··· Data provided

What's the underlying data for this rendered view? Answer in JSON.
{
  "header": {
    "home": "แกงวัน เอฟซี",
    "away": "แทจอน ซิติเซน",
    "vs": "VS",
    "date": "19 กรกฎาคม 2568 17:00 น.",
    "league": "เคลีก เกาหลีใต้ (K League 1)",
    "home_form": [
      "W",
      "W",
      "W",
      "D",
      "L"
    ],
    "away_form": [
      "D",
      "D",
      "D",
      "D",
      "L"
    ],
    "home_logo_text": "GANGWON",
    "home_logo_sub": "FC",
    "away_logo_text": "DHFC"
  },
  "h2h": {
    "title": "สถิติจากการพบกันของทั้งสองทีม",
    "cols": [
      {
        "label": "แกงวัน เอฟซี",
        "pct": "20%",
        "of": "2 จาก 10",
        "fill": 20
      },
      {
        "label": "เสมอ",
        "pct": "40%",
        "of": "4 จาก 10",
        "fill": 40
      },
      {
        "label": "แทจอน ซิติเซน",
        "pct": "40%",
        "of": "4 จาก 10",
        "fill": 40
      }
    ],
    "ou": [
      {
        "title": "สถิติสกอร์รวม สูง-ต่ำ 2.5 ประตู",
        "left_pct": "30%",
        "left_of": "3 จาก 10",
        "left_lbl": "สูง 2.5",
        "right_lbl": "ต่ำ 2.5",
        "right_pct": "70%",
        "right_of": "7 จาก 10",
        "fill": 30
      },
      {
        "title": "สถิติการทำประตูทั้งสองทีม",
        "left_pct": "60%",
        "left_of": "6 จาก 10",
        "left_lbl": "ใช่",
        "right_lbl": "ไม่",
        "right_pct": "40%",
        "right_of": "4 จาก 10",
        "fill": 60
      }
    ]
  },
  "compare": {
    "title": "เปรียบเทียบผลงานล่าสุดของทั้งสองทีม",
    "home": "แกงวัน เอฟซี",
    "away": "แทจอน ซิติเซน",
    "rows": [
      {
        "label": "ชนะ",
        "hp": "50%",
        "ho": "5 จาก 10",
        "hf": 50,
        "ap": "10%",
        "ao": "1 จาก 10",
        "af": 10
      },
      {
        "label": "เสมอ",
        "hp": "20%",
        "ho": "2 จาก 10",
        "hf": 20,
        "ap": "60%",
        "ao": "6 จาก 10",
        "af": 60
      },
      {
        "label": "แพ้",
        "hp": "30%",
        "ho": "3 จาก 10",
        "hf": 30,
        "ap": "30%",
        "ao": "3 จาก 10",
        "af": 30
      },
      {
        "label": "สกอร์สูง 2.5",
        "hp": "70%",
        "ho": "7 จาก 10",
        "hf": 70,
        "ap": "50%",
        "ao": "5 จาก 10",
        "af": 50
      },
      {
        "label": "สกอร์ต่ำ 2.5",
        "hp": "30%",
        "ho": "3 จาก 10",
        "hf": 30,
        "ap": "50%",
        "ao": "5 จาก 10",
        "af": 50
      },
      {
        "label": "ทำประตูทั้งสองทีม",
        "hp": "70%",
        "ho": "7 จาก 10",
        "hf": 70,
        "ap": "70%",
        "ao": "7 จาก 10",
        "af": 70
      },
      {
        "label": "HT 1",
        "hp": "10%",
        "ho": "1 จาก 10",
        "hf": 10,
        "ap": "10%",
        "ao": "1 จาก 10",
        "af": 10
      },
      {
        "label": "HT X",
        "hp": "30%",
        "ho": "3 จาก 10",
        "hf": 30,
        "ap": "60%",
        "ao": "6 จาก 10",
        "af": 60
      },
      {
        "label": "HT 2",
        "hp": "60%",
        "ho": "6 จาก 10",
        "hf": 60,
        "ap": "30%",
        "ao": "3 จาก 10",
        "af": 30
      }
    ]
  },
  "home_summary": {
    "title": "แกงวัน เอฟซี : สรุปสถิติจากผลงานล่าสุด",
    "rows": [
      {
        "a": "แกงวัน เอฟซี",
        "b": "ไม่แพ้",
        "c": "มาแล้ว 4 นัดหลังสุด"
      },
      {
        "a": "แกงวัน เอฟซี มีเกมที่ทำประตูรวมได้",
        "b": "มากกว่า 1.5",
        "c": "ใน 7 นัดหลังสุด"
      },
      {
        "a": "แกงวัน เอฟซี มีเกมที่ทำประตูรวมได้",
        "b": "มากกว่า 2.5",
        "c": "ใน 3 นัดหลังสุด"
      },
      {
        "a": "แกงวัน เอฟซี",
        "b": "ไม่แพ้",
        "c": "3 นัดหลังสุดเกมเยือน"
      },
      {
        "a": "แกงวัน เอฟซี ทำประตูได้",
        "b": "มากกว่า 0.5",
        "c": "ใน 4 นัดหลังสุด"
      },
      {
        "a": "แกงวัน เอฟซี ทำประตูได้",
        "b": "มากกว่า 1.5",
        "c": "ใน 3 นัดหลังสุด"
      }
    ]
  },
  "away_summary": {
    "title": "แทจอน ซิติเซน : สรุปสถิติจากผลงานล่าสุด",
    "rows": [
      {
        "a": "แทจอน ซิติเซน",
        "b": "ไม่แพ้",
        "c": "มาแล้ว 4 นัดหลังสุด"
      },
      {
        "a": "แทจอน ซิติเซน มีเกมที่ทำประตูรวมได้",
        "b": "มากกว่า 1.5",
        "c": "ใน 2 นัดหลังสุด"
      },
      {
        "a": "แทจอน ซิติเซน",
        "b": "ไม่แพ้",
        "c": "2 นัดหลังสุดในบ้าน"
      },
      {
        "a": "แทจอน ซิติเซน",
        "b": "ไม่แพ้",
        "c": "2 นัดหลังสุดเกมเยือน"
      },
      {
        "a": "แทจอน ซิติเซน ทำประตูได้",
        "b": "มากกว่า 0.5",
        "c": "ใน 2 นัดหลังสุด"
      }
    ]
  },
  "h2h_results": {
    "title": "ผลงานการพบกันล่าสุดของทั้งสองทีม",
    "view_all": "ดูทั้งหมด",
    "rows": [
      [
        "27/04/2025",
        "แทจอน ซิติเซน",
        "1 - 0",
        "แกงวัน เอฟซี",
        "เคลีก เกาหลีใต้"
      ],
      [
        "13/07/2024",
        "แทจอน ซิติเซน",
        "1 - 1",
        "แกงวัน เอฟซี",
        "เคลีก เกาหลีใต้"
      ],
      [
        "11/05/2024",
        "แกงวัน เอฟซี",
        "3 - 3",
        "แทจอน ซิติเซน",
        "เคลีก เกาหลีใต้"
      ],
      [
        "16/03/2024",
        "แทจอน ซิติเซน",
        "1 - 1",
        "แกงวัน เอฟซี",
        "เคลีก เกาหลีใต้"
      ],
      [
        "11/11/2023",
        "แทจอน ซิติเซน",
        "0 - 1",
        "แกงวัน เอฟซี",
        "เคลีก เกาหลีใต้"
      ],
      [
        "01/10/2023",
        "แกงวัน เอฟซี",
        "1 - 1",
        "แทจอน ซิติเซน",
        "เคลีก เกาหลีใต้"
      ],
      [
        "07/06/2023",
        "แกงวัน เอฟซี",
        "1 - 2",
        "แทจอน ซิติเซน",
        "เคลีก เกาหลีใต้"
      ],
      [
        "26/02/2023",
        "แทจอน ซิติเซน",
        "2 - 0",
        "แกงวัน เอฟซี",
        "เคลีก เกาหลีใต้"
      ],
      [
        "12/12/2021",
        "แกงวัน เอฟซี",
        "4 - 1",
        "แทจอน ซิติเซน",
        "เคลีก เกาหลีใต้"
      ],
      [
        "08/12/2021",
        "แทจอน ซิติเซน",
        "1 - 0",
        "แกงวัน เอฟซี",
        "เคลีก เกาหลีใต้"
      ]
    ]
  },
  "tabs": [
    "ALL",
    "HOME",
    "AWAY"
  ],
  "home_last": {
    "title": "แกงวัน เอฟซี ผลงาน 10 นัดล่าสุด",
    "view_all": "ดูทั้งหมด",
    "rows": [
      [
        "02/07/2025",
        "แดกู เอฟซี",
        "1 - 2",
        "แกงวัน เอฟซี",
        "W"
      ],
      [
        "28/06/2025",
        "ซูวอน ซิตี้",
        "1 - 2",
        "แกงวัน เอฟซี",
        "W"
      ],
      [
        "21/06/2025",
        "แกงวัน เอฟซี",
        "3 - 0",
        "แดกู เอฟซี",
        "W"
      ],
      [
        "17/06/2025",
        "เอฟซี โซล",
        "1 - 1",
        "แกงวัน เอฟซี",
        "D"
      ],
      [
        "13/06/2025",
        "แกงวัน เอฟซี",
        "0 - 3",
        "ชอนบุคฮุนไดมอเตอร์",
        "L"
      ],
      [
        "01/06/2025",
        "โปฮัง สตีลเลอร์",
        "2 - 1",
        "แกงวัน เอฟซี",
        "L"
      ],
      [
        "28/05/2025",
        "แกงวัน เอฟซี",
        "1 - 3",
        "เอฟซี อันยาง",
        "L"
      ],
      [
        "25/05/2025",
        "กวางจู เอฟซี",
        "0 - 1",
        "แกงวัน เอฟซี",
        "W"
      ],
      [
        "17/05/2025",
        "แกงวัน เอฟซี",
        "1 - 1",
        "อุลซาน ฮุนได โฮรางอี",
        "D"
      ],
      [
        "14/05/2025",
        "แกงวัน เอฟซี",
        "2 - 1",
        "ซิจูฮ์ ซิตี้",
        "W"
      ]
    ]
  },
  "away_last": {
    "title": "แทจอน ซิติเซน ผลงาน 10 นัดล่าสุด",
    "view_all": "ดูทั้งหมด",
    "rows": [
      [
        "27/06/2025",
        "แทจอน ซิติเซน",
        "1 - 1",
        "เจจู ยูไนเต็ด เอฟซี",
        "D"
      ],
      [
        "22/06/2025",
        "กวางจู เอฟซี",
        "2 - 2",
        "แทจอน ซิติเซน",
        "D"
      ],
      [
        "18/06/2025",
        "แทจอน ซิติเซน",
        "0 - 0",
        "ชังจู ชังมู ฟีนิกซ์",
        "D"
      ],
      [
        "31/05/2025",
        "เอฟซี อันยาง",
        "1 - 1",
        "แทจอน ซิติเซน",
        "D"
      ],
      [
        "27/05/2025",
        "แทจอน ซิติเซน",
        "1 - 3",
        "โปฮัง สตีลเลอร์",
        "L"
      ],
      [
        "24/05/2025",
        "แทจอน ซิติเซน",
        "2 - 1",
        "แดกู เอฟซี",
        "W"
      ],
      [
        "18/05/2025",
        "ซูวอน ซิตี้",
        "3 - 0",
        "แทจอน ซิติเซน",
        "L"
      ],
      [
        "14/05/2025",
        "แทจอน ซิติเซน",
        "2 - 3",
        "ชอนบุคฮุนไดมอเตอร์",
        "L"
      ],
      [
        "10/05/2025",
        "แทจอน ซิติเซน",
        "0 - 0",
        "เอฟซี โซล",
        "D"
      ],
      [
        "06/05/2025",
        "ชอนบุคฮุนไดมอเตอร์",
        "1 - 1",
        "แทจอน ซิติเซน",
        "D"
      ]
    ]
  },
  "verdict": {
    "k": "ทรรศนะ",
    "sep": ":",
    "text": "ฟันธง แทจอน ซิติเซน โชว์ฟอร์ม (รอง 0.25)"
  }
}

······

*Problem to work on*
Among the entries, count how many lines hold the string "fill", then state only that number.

*Answer section*
5